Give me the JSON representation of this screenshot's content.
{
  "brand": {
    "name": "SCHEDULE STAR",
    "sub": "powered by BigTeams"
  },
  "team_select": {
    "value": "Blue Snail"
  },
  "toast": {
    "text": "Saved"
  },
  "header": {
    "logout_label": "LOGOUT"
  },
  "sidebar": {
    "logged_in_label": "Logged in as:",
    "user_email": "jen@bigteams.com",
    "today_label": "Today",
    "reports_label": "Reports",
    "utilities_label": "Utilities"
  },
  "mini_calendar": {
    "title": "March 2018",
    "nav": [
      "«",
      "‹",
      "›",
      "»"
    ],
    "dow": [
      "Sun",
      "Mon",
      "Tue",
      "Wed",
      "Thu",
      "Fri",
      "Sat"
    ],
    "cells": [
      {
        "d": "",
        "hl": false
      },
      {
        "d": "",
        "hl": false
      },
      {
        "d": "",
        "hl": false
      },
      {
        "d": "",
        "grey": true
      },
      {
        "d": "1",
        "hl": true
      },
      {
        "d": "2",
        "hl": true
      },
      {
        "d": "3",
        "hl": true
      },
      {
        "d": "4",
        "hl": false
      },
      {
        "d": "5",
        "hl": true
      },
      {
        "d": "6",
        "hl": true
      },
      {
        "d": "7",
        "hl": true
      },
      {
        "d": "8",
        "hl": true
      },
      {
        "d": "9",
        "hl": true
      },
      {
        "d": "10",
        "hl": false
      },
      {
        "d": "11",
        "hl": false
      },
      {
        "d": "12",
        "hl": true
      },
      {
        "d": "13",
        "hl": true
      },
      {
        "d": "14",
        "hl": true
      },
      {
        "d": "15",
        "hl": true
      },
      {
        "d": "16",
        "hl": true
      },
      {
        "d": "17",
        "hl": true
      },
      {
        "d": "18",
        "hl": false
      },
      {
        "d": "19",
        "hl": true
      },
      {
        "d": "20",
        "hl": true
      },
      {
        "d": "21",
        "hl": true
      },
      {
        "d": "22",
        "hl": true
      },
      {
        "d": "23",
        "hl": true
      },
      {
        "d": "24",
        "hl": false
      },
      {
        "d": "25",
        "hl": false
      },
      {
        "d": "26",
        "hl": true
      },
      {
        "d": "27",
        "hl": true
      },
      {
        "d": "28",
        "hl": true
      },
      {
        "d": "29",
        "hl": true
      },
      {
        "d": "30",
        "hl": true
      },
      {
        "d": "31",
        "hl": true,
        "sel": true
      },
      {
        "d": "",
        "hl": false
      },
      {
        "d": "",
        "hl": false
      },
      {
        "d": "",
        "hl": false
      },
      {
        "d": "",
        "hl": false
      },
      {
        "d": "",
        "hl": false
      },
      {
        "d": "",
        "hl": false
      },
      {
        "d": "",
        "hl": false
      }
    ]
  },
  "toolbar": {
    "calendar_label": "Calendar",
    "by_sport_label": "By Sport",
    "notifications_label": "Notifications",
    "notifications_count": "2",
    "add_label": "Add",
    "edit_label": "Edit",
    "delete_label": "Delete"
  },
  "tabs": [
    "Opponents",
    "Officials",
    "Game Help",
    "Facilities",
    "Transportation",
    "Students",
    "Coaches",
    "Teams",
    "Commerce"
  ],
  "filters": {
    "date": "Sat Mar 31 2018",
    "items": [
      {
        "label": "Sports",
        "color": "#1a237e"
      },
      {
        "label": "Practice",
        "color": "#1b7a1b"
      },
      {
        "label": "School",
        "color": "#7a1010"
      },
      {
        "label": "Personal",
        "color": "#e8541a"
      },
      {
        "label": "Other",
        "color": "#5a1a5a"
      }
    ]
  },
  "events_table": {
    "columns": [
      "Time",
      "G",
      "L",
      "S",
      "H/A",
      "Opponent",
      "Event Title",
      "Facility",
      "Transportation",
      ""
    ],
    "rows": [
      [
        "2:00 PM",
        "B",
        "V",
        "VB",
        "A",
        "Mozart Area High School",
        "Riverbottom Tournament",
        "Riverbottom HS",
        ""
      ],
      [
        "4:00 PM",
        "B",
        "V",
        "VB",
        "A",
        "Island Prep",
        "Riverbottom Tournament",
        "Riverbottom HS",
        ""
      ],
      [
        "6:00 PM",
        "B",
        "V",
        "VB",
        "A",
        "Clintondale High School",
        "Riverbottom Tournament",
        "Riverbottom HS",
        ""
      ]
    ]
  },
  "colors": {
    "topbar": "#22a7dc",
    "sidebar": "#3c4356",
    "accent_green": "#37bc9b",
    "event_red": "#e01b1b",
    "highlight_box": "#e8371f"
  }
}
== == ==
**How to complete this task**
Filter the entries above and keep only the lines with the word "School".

**Answer section**
        "label": "School",
        "Mozart Area High School",
        "Clintondale High School",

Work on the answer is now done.